HALIFAX, N.S.– Hundreds of employees gathered in the new Assembly Hall at the Halifax Shipyard this week to celebrate the start of production of the first Arctic Offshore Patrol ship (AOPS) for Canada. Delivery of the first HMCS Harry DeWolf-class ship is expected in 2018.
The ship is the first of up to 21 vessels that will renew Canada’s combatant fleet over the next 30 years under the National Shipbuilding Procurement Strategy. Irving Shipbuilding has built more than 80% of Canada’s current combatant ships.
“Today is a milestone we have all been anticipating. It is a great day to be a shipbuilder in Nova Scotia as we mark the beginning of this generational opportunity,” said Kevin McCoy, President of Irving Shipbuilding. “We’re doing this with the best team and the largest and most modern shipbuilding facility in North America. Our focus is on delivering the best value to Canada with a growing supply chain from coast to coast to coast.”
Production has begun on two units for the centre section of the first Arctic Offshore Patrol ship.
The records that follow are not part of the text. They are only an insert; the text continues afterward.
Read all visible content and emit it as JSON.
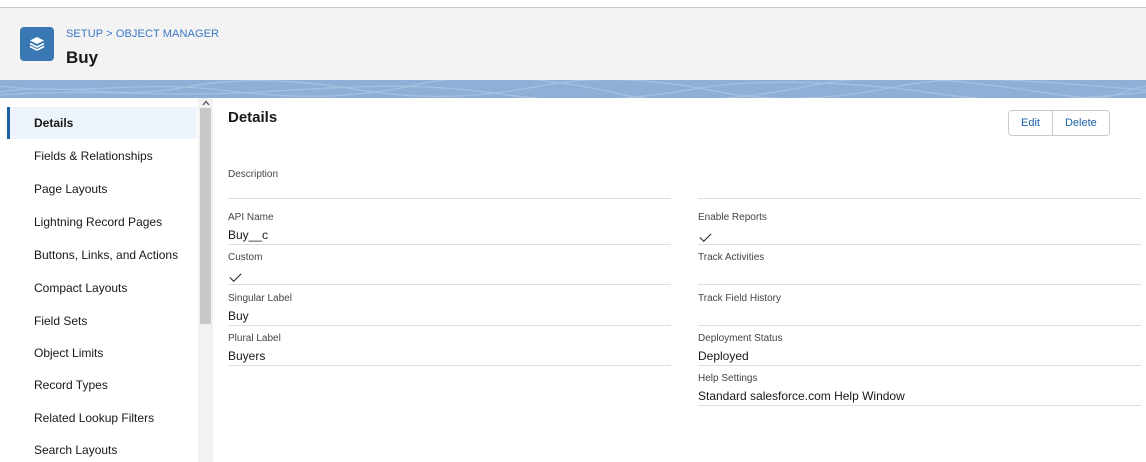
{
  "header": {
    "breadcrumb_setup": "SETUP",
    "breadcrumb_sep": ">",
    "breadcrumb_object_manager": "OBJECT MANAGER",
    "title": "Buy",
    "icon": "layers-icon",
    "icon_bg": "#3a78b4"
  },
  "sidebar": {
    "active_index": 0,
    "items": [
      {
        "label": "Details"
      },
      {
        "label": "Fields & Relationships"
      },
      {
        "label": "Page Layouts"
      },
      {
        "label": "Lightning Record Pages"
      },
      {
        "label": "Buttons, Links, and Actions"
      },
      {
        "label": "Compact Layouts"
      },
      {
        "label": "Field Sets"
      },
      {
        "label": "Object Limits"
      },
      {
        "label": "Record Types"
      },
      {
        "label": "Related Lookup Filters"
      },
      {
        "label": "Search Layouts"
      }
    ]
  },
  "details": {
    "title": "Details",
    "edit_label": "Edit",
    "delete_label": "Delete",
    "left": {
      "description_label": "Description",
      "description_value": "",
      "api_name_label": "API Name",
      "api_name_value": "Buy__c",
      "custom_label": "Custom",
      "custom_checked": true,
      "singular_label_label": "Singular Label",
      "singular_label_value": "Buy",
      "plural_label_label": "Plural Label",
      "plural_label_value": "Buyers"
    },
    "right": {
      "enable_reports_label": "Enable Reports",
      "enable_reports_checked": true,
      "track_activities_label": "Track Activities",
      "track_activities_checked": false,
      "track_field_history_label": "Track Field History",
      "track_field_history_checked": false,
      "deployment_status_label": "Deployment Status",
      "deployment_status_value": "Deployed",
      "help_settings_label": "Help Settings",
      "help_settings_value": "Standard salesforce.com Help Window"
    }
  },
  "colors": {
    "accent": "#1b5fa6",
    "link": "#3b78c6",
    "active_bg": "#eef4fb",
    "band": "#8fb0d6"
  }
}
Welders, pipefitters, marine fabricators and iron workers are among the trades involved in the process, using the new state-of-the-art panel line.
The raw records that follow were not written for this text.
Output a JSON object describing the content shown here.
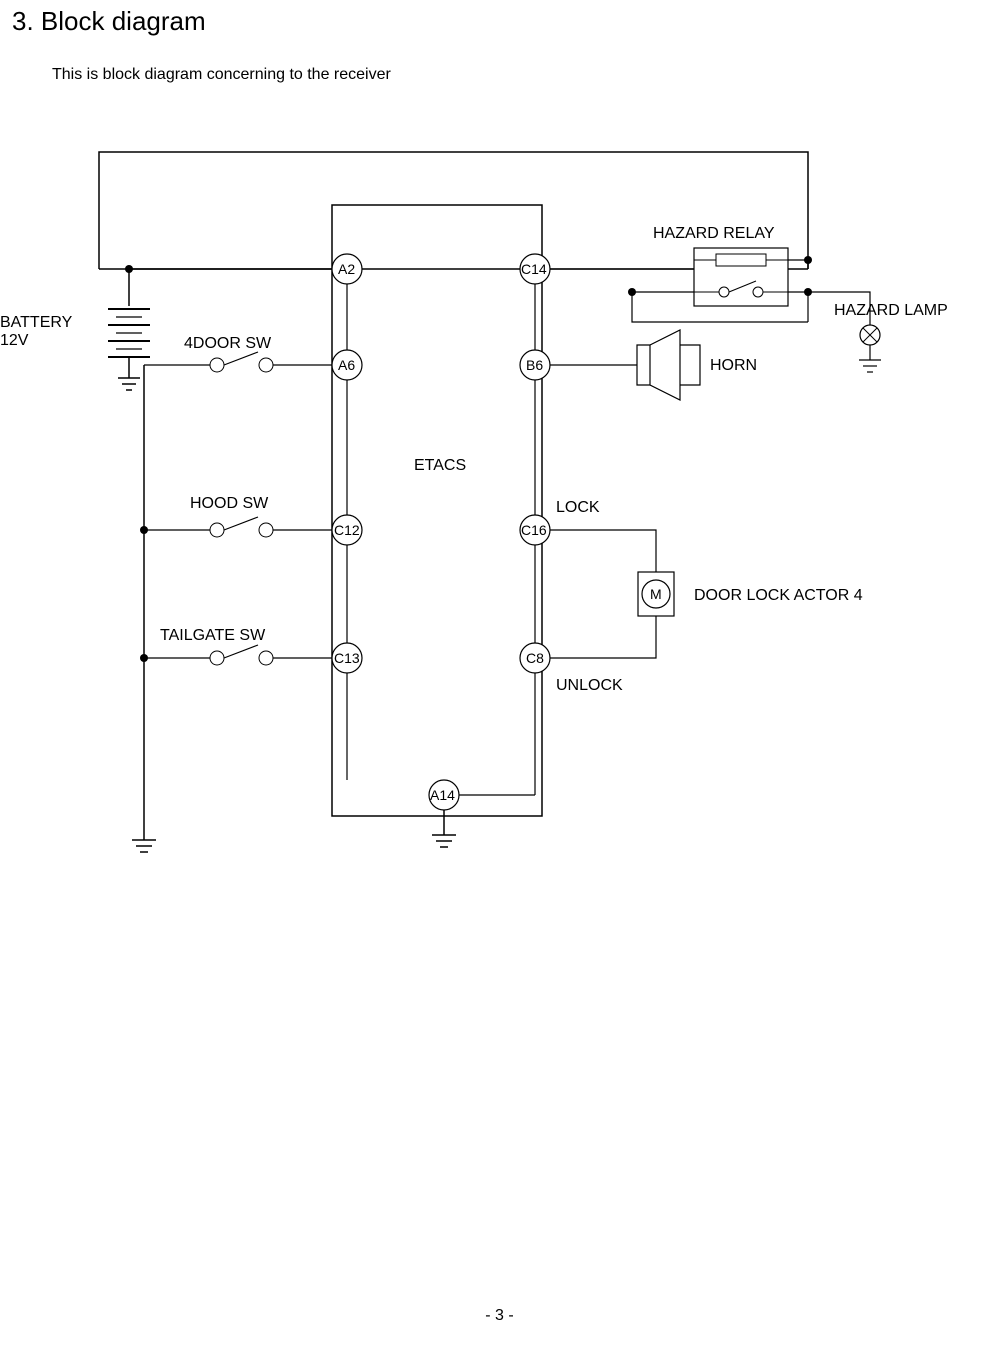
{
  "title": "3. Block diagram",
  "subtitle": "This is block diagram concerning to the receiver",
  "footer": "- 3 -",
  "labels": {
    "battery_top": "BATTERY",
    "battery_bottom": "12V",
    "four_door_sw": "4DOOR SW",
    "hood_sw": "HOOD SW",
    "tailgate_sw": "TAILGATE SW",
    "etacs": "ETACS",
    "hazard_relay": "HAZARD RELAY",
    "hazard_lamp": "HAZARD LAMP",
    "horn": "HORN",
    "lock": "LOCK",
    "unlock": "UNLOCK",
    "door_lock_actor": "DOOR LOCK ACTOR  4",
    "motor": "M"
  },
  "pins": {
    "a2": "A2",
    "a6": "A6",
    "c12": "C12",
    "c13": "C13",
    "a14": "A14",
    "c14": "C14",
    "b6": "B6",
    "c16": "C16",
    "c8": "C8"
  }
}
All of the employees on the recall list have been contacted. Current direct employment at Marine Fabricators in Dartmouth (where steel is cut) and the Halifax Shipyard is about 900 direct employees (staff and hourly). Over the next two years, the workforce at both sites is expected to rise to 1600 direct employees with over 1000 directly employed on AOPS production. In addition, total employment at Irving Shipbuilding (all operations) is forecasted to rise to over 2500 direct employees at peak production of the larger Canadian Surface Combatant vessels that will replace Canada’s current fleet of Halifax Class frigates.